When I found out about this beautiful moment, I almost broke down sobbing. It was a moment of beautiful affirmation that we were getting through. But more fascinating, I saw him talking about things we had been saying to him and working on with him and using them as tools. The flip side of this magic idea is that other than giving our children these tools, we could very easily be dealing with weapons too, so I will say it one more time for those in the back, YOUR WORDS HAVE SO MUCH POWER. Be careful and intentional in how you use them. The mantra we used to use to help us in times of crisis is ‘you can’t teach no yelling by yelling’.
Read a good book
I know I lost some of you here, including my dear husband. I know, I know, there are not enough hours in the day. Hear me out. Other People have put in the hours. They have done the research. I highly recommend finding a book that aligns with your views and check it out, most have an audiobook version too.
My Footnote about parenting books:
While books are my favorite parenting tools, just because it is written doesn’t make it true. There are so many out there. I have gotten some of the best insight from books I don’t agree with. Read them, challenge them, and find what works for you. Research the people writing books and put into consideration their specialties and background when thinking about the book.
My favorite books to reference that have helped me survive the toddler years:
- No-Drama Discipline written by Daniel J. Siegel, M.D. and Tina Payne Bryson, Ph.D.
- 1-2-3 Magic written by Thomas W. Phelan, Ph.D.
- The Whole-Brain Child written by Daniel J. Siegel, M.D. and Tina Payne Bryson, Ph.D.
- Raising Boys to be Good Men written by Aaron Gouveia
- ParentSpeak written by Jennifer Lehr

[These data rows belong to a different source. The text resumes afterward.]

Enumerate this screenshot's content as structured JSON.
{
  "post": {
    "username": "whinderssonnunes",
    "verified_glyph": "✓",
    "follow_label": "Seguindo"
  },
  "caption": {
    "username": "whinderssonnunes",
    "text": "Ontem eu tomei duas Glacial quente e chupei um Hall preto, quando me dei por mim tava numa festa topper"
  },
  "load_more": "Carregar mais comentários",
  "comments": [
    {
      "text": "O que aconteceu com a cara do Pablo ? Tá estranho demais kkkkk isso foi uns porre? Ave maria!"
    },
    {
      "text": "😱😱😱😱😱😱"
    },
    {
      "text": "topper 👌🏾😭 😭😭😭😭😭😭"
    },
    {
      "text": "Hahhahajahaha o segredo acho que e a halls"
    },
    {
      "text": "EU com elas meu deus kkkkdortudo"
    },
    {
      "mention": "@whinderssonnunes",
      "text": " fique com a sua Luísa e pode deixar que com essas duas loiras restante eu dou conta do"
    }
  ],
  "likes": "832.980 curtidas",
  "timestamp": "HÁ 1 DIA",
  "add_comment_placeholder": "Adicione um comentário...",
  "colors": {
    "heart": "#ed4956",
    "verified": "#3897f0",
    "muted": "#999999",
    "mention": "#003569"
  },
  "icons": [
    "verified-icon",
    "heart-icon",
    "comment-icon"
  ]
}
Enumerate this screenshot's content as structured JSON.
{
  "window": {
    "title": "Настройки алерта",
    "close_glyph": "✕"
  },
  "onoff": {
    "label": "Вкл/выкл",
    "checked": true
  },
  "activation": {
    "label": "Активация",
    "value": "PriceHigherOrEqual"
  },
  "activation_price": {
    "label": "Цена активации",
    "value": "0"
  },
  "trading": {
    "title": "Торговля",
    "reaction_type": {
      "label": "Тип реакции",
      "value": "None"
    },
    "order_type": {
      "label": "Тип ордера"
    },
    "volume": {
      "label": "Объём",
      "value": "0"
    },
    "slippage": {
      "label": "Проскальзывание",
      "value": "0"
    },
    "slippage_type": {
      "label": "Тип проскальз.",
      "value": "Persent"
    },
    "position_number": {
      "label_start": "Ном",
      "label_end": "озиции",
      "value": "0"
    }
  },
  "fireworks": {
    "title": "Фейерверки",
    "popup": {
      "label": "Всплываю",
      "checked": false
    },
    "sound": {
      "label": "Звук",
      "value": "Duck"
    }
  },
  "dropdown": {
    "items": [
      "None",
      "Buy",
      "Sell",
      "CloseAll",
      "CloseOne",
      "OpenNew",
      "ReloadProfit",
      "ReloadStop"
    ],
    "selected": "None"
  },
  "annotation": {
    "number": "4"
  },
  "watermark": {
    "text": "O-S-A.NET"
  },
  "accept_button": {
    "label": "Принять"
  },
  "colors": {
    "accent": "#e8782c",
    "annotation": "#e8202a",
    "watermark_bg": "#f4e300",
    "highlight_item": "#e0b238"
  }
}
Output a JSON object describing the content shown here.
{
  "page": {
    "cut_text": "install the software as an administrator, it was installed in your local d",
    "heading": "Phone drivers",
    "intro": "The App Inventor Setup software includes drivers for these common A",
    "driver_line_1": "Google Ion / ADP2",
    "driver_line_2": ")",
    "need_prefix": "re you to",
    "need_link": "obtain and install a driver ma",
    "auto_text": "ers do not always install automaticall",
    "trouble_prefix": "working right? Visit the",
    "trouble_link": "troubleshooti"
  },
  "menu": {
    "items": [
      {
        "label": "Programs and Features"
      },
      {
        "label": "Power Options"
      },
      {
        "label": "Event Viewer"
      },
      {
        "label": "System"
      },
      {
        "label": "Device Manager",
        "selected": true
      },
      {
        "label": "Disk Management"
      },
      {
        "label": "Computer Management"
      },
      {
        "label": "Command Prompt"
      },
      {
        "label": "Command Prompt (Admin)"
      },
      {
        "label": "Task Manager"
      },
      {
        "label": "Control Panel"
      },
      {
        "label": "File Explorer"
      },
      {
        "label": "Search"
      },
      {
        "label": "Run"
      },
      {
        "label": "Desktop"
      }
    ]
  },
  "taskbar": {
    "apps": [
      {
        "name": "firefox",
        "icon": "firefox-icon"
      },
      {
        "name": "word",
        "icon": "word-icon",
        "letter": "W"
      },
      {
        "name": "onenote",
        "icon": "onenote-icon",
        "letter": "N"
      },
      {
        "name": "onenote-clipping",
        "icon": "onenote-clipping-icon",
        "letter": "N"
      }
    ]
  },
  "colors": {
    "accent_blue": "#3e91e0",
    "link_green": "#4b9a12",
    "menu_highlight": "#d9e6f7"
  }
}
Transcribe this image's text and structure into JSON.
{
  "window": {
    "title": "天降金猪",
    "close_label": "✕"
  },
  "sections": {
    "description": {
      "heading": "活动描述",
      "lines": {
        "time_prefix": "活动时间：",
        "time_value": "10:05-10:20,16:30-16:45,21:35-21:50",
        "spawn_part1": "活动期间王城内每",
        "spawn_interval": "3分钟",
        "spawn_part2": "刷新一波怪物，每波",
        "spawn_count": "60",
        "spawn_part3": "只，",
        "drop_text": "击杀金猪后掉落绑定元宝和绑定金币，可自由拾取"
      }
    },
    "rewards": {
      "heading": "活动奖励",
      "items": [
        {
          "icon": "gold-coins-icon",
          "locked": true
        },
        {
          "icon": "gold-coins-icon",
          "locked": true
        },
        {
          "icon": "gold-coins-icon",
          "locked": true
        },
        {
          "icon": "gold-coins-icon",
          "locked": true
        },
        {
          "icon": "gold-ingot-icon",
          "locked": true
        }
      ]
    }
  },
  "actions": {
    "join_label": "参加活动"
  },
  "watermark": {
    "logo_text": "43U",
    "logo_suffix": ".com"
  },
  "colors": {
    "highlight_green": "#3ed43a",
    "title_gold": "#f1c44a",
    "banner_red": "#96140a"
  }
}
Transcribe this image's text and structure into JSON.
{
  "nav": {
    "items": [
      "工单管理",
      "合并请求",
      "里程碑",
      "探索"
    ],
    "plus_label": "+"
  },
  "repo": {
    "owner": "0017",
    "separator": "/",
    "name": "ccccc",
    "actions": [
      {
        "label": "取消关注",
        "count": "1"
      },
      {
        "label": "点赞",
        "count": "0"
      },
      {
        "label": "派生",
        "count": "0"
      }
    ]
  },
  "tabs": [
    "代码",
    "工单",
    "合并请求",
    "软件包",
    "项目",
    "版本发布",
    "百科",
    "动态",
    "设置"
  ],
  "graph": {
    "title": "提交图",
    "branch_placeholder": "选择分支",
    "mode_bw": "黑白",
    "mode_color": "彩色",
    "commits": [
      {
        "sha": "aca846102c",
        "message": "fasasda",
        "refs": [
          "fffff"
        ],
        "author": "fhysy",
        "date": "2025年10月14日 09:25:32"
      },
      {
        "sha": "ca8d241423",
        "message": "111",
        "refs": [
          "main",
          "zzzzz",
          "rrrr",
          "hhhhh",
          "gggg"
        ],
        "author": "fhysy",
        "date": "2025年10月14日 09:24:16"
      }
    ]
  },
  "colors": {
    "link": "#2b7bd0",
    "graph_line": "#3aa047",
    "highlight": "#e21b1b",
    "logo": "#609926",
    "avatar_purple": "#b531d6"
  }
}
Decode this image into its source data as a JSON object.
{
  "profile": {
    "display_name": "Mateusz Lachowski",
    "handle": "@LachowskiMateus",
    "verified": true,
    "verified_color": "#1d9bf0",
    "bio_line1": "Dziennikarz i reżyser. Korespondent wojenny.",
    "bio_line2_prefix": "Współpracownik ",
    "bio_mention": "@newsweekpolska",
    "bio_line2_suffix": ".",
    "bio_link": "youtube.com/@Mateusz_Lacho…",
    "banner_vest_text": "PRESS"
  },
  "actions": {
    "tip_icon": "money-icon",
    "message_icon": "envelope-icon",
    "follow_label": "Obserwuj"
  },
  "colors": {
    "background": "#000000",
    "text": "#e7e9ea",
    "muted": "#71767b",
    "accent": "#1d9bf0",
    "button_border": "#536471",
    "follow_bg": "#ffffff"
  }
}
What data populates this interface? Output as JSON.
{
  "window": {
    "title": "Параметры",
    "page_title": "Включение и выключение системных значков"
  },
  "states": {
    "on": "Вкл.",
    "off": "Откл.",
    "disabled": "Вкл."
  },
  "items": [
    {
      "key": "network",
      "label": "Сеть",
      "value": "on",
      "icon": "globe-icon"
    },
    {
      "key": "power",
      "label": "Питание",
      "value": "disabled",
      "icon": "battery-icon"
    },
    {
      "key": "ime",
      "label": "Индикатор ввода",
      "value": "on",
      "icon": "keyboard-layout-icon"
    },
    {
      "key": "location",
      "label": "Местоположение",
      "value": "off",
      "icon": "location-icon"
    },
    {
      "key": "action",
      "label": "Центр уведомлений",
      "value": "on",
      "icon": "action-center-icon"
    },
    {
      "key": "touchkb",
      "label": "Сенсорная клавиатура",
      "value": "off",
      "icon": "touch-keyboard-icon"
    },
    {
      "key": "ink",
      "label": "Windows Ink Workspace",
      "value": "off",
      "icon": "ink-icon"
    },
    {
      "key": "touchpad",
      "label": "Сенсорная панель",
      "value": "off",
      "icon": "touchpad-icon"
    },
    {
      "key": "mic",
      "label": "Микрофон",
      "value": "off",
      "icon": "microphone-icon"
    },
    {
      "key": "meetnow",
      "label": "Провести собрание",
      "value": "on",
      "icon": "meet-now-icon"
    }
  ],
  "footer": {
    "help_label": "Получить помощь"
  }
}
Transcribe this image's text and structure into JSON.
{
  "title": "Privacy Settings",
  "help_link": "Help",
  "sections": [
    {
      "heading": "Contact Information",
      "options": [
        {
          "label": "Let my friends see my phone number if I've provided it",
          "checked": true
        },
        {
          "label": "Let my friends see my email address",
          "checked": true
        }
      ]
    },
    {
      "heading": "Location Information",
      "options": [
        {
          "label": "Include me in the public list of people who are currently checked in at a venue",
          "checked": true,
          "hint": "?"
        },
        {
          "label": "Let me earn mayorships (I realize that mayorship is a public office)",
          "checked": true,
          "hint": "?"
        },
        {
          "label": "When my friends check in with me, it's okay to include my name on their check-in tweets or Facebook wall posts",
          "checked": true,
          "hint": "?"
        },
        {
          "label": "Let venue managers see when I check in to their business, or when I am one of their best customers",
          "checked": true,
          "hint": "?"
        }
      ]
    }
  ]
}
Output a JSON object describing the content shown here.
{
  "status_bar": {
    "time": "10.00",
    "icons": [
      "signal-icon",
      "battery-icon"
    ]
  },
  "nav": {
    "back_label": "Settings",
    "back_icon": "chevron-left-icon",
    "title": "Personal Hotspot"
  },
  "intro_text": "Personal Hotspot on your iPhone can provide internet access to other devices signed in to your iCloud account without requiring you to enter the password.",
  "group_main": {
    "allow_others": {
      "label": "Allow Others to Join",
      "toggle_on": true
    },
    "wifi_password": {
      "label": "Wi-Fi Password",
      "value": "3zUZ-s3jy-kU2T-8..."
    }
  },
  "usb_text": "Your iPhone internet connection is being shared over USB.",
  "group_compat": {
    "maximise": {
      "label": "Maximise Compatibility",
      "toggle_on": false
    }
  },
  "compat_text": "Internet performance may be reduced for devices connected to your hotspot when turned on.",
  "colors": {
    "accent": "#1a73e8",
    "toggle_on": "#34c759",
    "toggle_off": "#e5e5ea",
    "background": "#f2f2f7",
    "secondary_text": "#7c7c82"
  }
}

Again, this does not mean I agree with everything in these books, but it means I have found some amazing nuggets in all of them that have helped me make it through.
You got this
There is no perfect system, every parent and child is different. Ultimately, in my opinion, listen more, yell less, and ask your kids questions. These practices take time and I know sometimes it feels like they are melting down just to be cruel. Their toddler tantrum is not a reflection of you as a parent (so tell those judgy eyes at the grocery store to keep on moving). I have referenced this a couple times, but there is no better feeling than seeing your change take roots. You can do this. You will find a survival method that works for you and your children, but remember you will make it through the trenches!